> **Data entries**
####################

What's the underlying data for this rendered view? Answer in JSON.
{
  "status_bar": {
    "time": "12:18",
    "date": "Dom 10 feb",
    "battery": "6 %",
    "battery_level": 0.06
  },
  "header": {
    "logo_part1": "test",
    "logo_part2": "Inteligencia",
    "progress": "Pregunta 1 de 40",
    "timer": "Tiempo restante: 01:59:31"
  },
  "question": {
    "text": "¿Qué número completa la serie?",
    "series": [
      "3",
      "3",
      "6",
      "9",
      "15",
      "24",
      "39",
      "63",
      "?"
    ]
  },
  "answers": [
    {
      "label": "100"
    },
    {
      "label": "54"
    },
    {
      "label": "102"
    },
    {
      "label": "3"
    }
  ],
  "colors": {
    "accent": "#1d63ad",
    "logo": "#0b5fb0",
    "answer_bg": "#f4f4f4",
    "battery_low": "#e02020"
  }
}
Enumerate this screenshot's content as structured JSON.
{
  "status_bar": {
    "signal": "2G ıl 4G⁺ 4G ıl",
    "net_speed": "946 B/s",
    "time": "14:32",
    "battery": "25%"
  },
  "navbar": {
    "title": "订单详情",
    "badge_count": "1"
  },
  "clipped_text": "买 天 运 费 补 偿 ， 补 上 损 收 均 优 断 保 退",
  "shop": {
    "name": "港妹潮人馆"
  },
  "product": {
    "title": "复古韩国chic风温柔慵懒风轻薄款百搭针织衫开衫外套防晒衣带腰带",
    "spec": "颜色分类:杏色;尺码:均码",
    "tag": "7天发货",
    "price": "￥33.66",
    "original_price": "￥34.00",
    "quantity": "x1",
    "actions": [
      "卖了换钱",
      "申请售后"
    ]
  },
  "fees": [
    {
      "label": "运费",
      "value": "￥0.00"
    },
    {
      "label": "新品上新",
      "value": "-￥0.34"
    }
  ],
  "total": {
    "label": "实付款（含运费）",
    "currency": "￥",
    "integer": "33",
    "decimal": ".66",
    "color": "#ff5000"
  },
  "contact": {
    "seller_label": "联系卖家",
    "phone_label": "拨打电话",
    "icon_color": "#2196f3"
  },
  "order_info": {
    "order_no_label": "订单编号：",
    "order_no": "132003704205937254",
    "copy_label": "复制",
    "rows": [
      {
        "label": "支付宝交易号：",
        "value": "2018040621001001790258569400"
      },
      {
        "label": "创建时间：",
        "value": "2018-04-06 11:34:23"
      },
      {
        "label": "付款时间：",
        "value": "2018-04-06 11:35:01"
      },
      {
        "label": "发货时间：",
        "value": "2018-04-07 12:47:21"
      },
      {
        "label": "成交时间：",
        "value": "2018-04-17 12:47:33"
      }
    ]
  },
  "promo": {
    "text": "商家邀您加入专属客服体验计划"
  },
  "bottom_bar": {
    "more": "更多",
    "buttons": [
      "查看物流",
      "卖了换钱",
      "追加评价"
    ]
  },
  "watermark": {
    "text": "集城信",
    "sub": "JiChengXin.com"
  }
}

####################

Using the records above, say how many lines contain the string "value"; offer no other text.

7